- A belief in the benevolence, omnipotence, and omnipresence of God (who is a personal, relational, God who desires good things for all His creation)
- A belief in the immutable value of humanity and human life (and in our responsibility to relieve poverty and suffering, fight injustice, demonstrate love and mercy, and help others)
- A belief (stemming from the aforementioned values) that the meaning of life is, in essence, relationship. Relationship with God and relationship with others; in my estimation, these two things are paramount.
Knowing my values and trusting in the path set before me, it’s almost laughable when (for one example) I feel challenged by the material wealth of others. I am passionate about social justice and stewardship of resources – surely those things aren’t often compatible with the acquisition and retention of personal wealth?!
When I’m sure of myself and my place in the world; when I have a sense of direction as I navigate through life; when my core beliefs are foremost in my heart and mind (where they belong) – this is when I am able to stand secure and avoid being competitive with others.

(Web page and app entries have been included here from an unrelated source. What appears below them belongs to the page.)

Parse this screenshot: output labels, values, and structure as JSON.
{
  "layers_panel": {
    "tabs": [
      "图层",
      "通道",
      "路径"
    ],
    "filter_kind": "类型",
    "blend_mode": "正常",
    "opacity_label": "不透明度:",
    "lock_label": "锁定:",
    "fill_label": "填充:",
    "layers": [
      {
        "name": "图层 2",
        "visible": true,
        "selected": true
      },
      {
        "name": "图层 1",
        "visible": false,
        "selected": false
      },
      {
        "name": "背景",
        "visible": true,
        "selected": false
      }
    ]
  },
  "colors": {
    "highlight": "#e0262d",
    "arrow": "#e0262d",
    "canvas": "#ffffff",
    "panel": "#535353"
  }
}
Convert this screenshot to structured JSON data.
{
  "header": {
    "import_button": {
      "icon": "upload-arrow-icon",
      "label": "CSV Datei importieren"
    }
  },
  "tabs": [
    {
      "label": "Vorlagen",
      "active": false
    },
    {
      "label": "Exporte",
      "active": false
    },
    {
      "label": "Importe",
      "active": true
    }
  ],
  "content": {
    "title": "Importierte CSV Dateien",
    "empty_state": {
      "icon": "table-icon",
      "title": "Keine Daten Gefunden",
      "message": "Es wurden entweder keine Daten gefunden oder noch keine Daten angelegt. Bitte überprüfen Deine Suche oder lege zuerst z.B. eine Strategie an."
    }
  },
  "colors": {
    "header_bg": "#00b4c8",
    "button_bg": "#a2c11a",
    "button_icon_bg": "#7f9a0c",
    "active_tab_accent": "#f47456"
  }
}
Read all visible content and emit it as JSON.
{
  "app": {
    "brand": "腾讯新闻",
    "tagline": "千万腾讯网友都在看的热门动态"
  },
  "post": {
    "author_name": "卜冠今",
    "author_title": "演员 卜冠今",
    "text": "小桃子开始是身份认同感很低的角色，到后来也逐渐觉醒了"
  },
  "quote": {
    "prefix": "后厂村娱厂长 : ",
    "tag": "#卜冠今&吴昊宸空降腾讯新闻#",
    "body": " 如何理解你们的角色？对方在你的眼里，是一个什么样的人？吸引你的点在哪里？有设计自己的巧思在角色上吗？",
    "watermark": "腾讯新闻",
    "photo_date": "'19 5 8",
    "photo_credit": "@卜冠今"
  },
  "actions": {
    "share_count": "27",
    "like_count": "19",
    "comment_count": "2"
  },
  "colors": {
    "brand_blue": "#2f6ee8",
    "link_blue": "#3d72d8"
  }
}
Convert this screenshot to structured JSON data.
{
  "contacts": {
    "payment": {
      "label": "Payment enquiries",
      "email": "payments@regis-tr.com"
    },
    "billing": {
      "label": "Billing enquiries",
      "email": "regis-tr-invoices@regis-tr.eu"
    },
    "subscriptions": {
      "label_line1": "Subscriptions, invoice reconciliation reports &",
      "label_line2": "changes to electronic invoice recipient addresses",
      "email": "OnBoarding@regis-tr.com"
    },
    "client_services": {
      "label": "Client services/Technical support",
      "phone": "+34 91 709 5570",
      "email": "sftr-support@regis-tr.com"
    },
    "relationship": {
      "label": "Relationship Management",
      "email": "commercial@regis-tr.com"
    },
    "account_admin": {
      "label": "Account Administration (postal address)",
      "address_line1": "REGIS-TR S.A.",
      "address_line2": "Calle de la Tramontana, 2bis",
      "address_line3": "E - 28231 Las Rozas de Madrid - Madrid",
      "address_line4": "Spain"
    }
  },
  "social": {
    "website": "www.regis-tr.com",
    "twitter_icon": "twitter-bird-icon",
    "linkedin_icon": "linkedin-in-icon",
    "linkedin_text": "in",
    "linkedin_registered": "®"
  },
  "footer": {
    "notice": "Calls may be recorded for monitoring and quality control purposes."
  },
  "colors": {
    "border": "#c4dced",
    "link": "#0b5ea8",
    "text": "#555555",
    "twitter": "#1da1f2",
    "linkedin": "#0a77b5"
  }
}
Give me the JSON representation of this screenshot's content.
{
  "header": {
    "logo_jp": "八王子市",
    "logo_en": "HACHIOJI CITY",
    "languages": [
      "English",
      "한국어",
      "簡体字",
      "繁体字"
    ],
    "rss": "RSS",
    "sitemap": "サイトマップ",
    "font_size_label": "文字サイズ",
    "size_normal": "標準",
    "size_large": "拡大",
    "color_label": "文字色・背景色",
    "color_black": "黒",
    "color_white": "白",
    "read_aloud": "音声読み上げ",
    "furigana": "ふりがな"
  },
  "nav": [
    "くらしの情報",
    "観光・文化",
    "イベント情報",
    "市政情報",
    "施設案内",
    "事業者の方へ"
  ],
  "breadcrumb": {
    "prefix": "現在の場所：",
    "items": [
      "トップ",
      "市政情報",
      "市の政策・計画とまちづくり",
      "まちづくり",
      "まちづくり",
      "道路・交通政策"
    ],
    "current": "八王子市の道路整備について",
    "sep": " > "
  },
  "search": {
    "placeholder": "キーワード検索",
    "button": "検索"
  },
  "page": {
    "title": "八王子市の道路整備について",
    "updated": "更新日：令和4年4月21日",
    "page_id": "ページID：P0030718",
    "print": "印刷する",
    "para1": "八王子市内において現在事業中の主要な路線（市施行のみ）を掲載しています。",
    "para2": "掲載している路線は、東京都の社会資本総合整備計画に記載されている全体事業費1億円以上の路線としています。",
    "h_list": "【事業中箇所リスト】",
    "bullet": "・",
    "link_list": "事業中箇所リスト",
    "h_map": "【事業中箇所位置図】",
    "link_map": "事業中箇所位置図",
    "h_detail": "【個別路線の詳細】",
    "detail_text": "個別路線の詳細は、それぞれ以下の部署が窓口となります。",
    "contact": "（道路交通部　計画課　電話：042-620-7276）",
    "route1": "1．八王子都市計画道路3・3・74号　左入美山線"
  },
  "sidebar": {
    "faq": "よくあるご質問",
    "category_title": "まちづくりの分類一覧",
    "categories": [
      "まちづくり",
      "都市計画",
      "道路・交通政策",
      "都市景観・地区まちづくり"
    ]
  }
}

As a Mama, it’s part of my job to help my children develop these three aspects in themselves: to inspire them to find and use their gifts (and acknowledge their precious uniqueness in all of creation); to encourage them to set goals – and to hope and trust as they journey through life; and to nurture them into spiritual maturity as children of God. We need to create in children this trifecta of strength – because this will afford them perspective and allow them to continue to delight in their differences throughout their lives, just as they do so naturally when they’re young.
“In the end, only three things will matter: how much you loved, how gently you lived, and how gracefully you let go of things not meant for you.”